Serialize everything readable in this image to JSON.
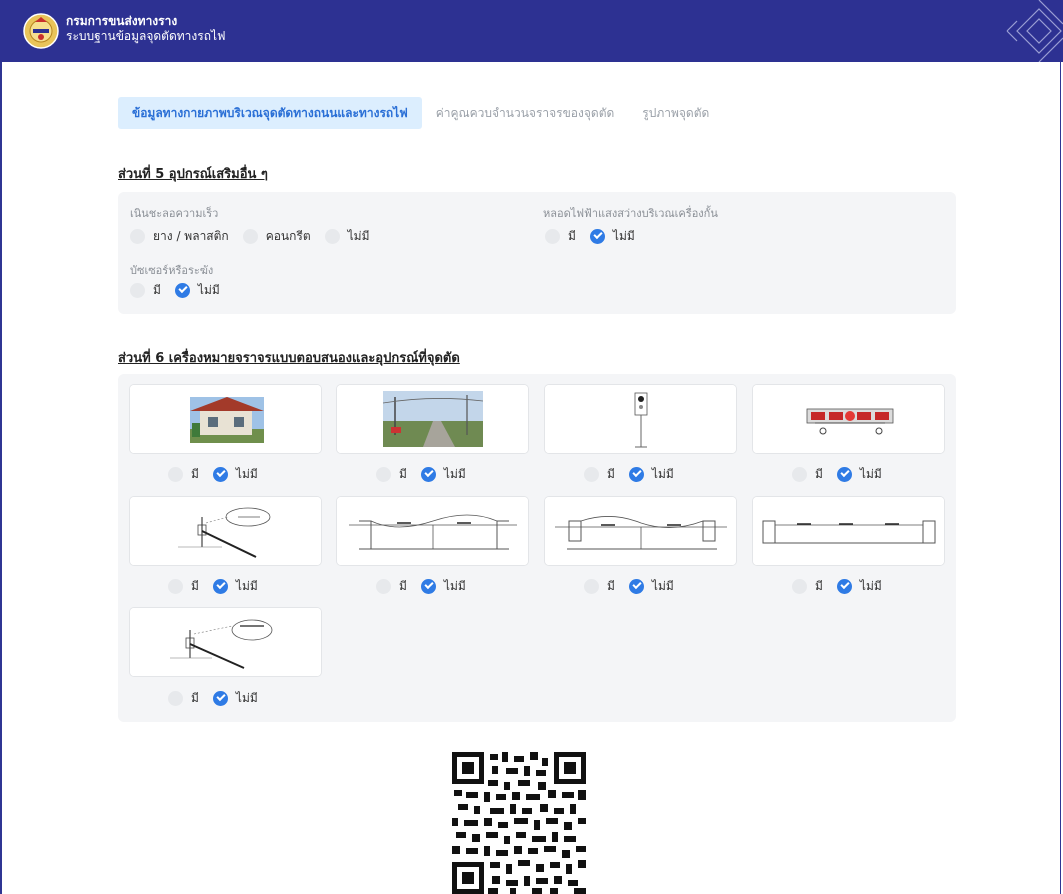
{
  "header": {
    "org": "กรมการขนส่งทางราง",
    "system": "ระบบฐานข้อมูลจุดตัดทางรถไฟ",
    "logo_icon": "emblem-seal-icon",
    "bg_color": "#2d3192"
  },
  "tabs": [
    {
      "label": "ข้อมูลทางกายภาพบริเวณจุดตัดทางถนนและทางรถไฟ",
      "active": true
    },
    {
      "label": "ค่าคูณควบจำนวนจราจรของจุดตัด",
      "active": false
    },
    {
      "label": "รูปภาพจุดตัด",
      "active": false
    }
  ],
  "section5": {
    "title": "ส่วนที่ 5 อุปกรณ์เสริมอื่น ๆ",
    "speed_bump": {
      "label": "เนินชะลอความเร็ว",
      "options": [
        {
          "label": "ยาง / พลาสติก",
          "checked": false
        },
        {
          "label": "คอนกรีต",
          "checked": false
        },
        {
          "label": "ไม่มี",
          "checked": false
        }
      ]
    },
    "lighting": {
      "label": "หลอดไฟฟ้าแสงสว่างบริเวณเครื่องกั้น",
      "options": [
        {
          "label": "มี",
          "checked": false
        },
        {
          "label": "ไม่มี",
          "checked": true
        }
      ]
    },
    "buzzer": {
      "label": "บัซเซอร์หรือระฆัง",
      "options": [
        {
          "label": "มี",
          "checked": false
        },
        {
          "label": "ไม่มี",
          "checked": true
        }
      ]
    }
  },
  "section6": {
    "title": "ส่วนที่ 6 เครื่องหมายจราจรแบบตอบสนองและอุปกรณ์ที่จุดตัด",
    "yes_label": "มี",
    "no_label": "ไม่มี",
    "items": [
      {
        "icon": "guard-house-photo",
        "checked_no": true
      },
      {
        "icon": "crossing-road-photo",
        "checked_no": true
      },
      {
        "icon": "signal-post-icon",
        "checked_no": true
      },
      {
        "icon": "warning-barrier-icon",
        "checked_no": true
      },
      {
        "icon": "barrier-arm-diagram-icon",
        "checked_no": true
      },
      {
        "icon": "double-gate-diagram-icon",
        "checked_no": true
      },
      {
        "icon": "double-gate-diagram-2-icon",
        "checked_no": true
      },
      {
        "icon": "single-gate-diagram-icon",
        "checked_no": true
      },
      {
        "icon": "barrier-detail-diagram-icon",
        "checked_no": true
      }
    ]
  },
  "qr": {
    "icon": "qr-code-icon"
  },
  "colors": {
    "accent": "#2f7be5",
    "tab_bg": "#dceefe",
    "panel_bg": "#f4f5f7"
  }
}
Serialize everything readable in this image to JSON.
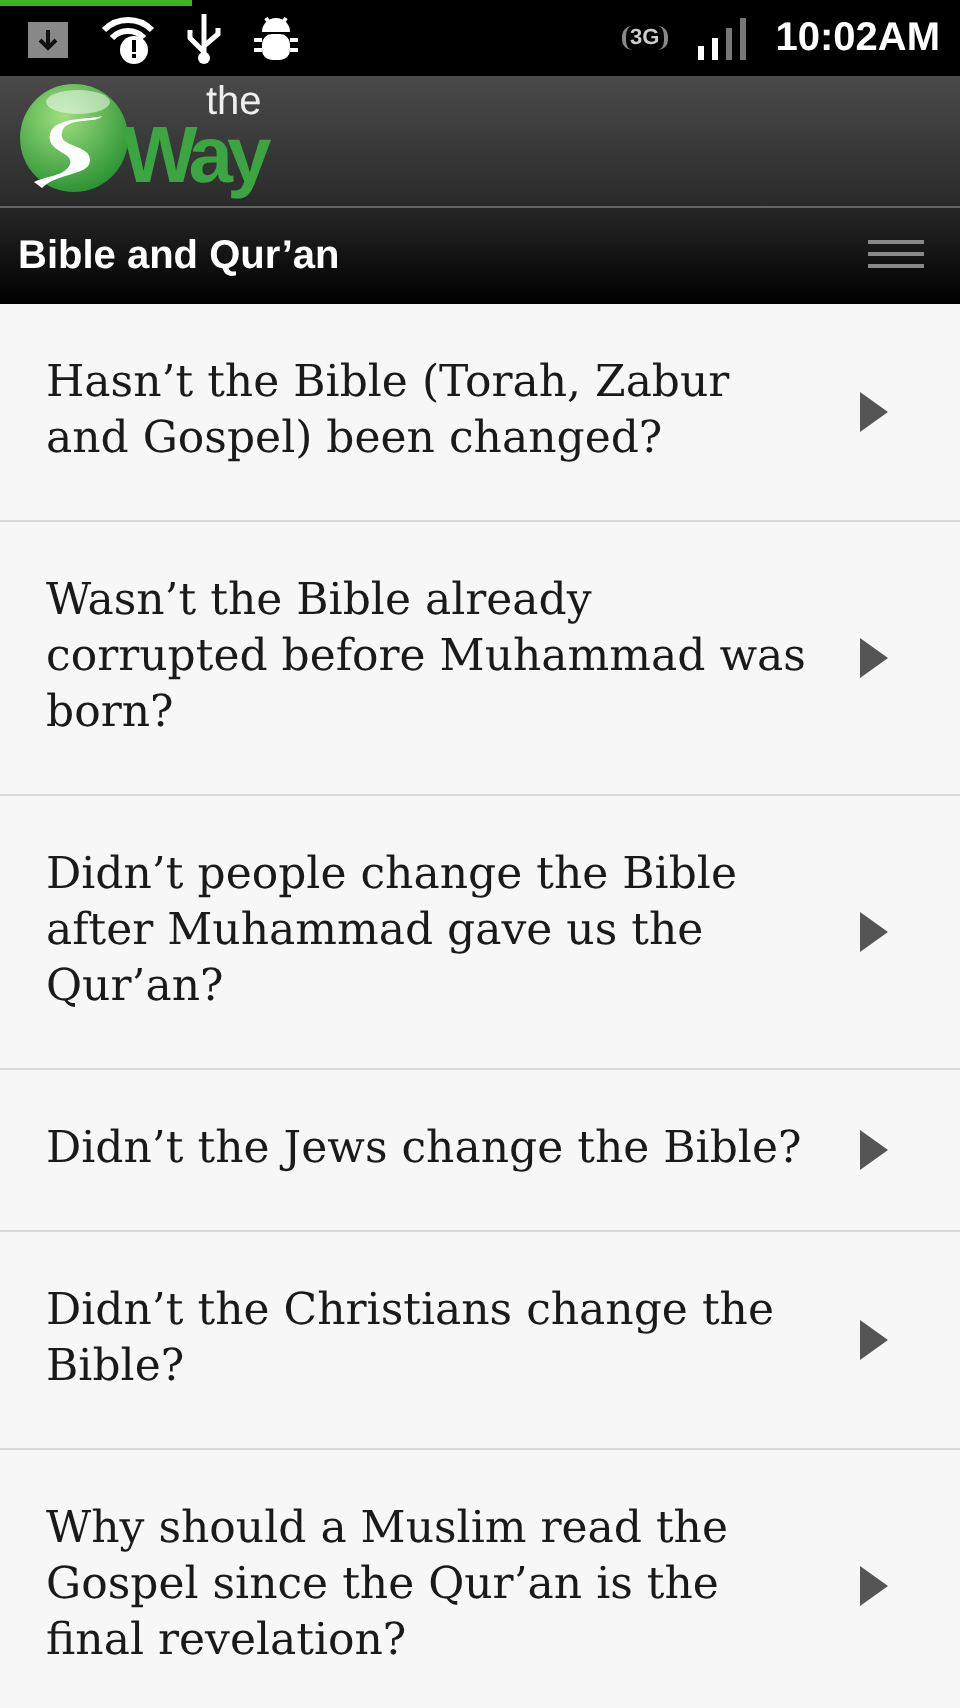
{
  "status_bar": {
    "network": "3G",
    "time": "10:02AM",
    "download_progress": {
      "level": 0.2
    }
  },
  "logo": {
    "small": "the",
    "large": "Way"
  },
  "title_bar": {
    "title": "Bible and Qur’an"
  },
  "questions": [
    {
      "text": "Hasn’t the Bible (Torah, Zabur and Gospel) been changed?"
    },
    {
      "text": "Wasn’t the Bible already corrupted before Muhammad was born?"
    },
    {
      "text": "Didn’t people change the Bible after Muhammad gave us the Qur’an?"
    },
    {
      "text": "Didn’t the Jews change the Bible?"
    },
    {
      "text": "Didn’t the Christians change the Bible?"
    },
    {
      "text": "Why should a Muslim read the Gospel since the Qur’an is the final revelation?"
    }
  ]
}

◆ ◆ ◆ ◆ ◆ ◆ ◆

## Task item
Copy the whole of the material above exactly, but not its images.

## Solution to the exercise
Serialize everything readable in this image to JSON.
{
  "header": {
    "org": "กรมการขนส่งทางราง",
    "system": "ระบบฐานข้อมูลจุดตัดทางรถไฟ",
    "logo_icon": "emblem-seal-icon",
    "bg_color": "#2d3192"
  },
  "tabs": [
    {
      "label": "ข้อมูลทางกายภาพบริเวณจุดตัดทางถนนและทางรถไฟ",
      "active": true
    },
    {
      "label": "ค่าคูณควบจำนวนจราจรของจุดตัด",
      "active": false
    },
    {
      "label": "รูปภาพจุดตัด",
      "active": false
    }
  ],
  "section5": {
    "title": "ส่วนที่ 5 อุปกรณ์เสริมอื่น ๆ",
    "speed_bump": {
      "label": "เนินชะลอความเร็ว",
      "options": [
        {
          "label": "ยาง / พลาสติก",
          "checked": false
        },
        {
          "label": "คอนกรีต",
          "checked": false
        },
        {
          "label": "ไม่มี",
          "checked": false
        }
      ]
    },
    "lighting": {
      "label": "หลอดไฟฟ้าแสงสว่างบริเวณเครื่องกั้น",
      "options": [
        {
          "label": "มี",
          "checked": false
        },
        {
          "label": "ไม่มี",
          "checked": true
        }
      ]
    },
    "buzzer": {
      "label": "บัซเซอร์หรือระฆัง",
      "options": [
        {
          "label": "มี",
          "checked": false
        },
        {
          "label": "ไม่มี",
          "checked": true
        }
      ]
    }
  },
  "section6": {
    "title": "ส่วนที่ 6 เครื่องหมายจราจรแบบตอบสนองและอุปกรณ์ที่จุดตัด",
    "yes_label": "มี",
    "no_label": "ไม่มี",
    "items": [
      {
        "icon": "guard-house-photo",
        "checked_no": true
      },
      {
        "icon": "crossing-road-photo",
        "checked_no": true
      },
      {
        "icon": "signal-post-icon",
        "checked_no": true
      },
      {
        "icon": "warning-barrier-icon",
        "checked_no": true
      },
      {
        "icon": "barrier-arm-diagram-icon",
        "checked_no": true
      },
      {
        "icon": "double-gate-diagram-icon",
        "checked_no": true
      },
      {
        "icon": "double-gate-diagram-2-icon",
        "checked_no": true
      },
      {
        "icon": "single-gate-diagram-icon",
        "checked_no": true
      },
      {
        "icon": "barrier-detail-diagram-icon",
        "checked_no": true
      }
    ]
  },
  "qr": {
    "icon": "qr-code-icon"
  },
  "colors": {
    "accent": "#2f7be5",
    "tab_bg": "#dceefe",
    "panel_bg": "#f4f5f7"
  }
}
Serialize everything readable in this image to JSON.
{
  "status_bar": {
    "network": "3G",
    "time": "10:02AM",
    "download_progress": {
      "level": 0.2
    }
  },
  "logo": {
    "small": "the",
    "large": "Way"
  },
  "title_bar": {
    "title": "Bible and Qur’an"
  },
  "questions": [
    {
      "text": "Hasn’t the Bible (Torah, Zabur and Gospel) been changed?"
    },
    {
      "text": "Wasn’t the Bible already corrupted before Muhammad was born?"
    },
    {
      "text": "Didn’t people change the Bible after Muhammad gave us the Qur’an?"
    },
    {
      "text": "Didn’t the Jews change the Bible?"
    },
    {
      "text": "Didn’t the Christians change the Bible?"
    },
    {
      "text": "Why should a Muslim read the Gospel since the Qur’an is the final revelation?"
    }
  ]
}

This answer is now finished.